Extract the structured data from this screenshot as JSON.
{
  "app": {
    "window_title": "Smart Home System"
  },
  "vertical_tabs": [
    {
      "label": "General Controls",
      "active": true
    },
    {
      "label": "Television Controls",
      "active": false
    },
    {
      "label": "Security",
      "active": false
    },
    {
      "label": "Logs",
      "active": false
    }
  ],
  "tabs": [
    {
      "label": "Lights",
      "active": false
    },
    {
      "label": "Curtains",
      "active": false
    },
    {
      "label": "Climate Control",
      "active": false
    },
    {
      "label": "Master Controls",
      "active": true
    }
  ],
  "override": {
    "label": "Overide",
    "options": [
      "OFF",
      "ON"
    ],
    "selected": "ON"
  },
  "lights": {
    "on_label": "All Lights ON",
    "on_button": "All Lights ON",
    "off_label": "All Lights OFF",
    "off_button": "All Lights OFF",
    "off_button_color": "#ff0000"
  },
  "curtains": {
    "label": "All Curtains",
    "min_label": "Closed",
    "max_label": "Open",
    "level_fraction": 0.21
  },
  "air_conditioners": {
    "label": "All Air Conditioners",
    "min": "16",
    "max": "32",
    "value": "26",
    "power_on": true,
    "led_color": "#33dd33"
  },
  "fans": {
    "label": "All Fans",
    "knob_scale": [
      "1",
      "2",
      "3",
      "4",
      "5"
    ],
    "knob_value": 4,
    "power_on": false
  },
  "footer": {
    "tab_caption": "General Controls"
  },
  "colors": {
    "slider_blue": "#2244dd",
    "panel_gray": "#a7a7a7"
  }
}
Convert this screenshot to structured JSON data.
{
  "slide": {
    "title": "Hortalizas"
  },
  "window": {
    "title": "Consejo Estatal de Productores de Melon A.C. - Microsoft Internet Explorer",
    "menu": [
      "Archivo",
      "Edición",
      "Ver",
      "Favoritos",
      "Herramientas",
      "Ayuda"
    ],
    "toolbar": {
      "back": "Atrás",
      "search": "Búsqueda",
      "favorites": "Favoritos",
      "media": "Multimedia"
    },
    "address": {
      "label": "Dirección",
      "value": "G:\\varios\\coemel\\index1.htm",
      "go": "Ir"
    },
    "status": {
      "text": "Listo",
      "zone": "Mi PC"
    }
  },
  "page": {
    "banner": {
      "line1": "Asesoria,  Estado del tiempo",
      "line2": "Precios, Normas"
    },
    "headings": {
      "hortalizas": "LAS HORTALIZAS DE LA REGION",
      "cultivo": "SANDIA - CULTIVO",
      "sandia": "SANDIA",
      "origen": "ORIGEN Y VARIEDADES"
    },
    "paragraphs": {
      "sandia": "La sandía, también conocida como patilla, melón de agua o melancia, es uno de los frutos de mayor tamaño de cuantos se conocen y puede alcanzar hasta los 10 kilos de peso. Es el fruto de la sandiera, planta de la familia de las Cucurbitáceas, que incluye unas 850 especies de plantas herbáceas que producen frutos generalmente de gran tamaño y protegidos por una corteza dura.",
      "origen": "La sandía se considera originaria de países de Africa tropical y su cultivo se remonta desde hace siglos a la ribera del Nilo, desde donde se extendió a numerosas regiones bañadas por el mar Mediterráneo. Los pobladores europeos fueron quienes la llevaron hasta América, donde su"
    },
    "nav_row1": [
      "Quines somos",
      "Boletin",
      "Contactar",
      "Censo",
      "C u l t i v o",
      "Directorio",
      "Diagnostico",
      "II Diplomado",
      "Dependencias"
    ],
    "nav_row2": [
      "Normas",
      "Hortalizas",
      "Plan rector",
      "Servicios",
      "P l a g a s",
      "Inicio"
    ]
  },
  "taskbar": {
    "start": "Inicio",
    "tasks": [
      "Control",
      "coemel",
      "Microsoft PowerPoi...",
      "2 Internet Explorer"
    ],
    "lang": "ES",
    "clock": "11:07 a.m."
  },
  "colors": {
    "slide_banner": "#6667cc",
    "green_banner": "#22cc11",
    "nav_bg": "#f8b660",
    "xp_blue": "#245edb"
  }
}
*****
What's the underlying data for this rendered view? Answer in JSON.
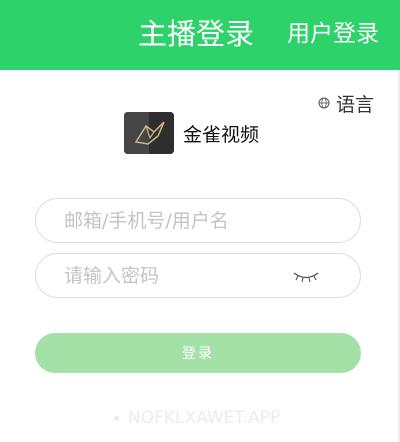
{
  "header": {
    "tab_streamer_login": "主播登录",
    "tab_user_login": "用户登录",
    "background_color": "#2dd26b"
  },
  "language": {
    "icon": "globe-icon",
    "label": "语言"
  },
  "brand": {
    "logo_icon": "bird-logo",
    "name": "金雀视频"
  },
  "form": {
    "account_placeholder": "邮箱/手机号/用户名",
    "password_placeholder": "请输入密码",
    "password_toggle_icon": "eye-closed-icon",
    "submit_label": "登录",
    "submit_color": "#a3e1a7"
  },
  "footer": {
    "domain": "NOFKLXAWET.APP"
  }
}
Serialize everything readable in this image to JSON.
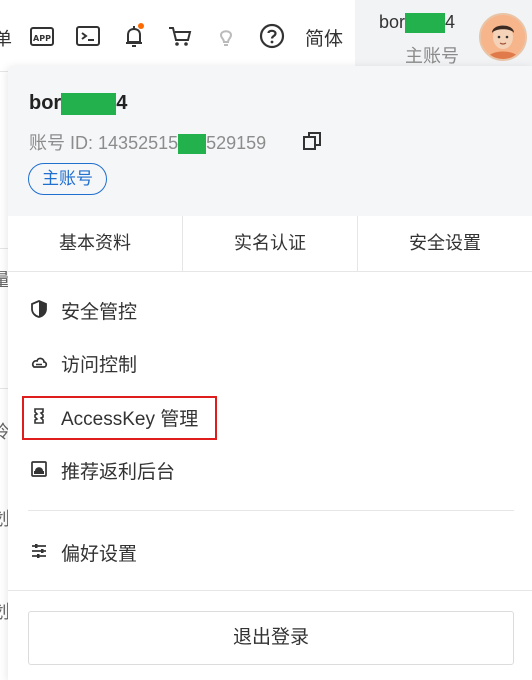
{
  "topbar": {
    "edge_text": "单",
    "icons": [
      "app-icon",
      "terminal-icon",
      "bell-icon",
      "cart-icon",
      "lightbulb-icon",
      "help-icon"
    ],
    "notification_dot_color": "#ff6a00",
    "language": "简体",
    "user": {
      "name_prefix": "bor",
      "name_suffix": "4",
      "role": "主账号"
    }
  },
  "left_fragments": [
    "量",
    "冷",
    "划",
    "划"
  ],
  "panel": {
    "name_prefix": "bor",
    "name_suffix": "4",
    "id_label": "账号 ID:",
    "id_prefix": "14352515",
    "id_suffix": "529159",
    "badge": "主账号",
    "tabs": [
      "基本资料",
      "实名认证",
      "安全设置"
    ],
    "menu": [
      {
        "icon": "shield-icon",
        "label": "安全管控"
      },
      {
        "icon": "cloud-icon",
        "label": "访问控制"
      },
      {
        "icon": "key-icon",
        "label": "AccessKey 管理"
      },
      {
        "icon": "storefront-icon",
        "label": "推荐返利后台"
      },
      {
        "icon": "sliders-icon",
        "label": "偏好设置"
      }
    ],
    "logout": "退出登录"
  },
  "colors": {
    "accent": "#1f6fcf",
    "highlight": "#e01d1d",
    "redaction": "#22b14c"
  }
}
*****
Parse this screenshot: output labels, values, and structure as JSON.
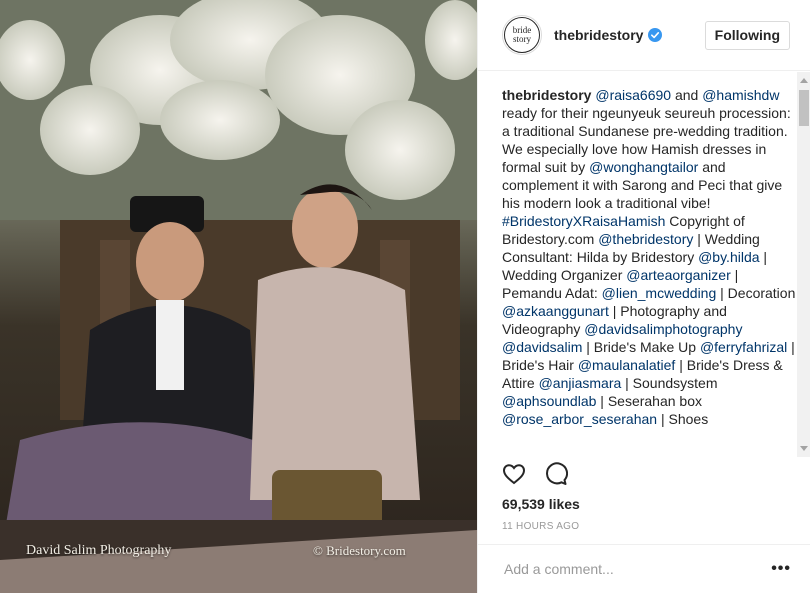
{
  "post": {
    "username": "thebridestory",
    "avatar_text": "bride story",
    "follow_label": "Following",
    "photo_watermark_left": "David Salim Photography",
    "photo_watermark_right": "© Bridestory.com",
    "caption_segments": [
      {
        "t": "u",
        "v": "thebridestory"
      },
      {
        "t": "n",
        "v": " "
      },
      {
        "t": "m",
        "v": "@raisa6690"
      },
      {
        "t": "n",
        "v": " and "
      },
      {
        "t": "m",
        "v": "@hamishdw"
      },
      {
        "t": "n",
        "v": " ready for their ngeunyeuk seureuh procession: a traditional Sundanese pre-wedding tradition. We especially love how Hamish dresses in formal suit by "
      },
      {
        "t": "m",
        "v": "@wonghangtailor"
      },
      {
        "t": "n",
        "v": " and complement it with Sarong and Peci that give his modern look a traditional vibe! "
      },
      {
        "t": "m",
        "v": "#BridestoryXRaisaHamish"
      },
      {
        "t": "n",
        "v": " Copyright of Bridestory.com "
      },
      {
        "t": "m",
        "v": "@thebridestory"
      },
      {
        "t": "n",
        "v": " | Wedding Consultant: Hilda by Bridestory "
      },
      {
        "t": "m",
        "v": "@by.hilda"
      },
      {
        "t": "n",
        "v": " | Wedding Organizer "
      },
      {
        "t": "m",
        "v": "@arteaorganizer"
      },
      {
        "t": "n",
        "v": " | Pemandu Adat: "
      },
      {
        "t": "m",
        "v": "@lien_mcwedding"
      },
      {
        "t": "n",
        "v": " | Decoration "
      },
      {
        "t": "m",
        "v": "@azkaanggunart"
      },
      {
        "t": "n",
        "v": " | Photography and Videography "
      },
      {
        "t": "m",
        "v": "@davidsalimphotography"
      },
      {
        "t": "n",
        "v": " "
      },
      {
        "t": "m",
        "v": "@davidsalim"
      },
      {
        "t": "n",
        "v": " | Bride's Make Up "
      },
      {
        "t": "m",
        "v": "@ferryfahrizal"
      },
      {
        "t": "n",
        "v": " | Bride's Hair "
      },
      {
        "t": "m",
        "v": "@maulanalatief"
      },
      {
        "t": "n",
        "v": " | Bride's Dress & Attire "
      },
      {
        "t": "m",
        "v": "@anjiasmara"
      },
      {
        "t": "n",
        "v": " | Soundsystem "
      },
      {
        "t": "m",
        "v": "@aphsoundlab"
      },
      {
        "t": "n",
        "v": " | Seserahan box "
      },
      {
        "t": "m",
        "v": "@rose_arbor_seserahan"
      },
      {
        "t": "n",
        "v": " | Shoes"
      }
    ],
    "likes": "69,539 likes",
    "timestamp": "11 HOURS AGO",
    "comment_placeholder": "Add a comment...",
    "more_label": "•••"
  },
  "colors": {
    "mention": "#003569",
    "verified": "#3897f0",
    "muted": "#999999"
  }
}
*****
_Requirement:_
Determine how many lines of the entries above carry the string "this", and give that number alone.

_Answer space:_
5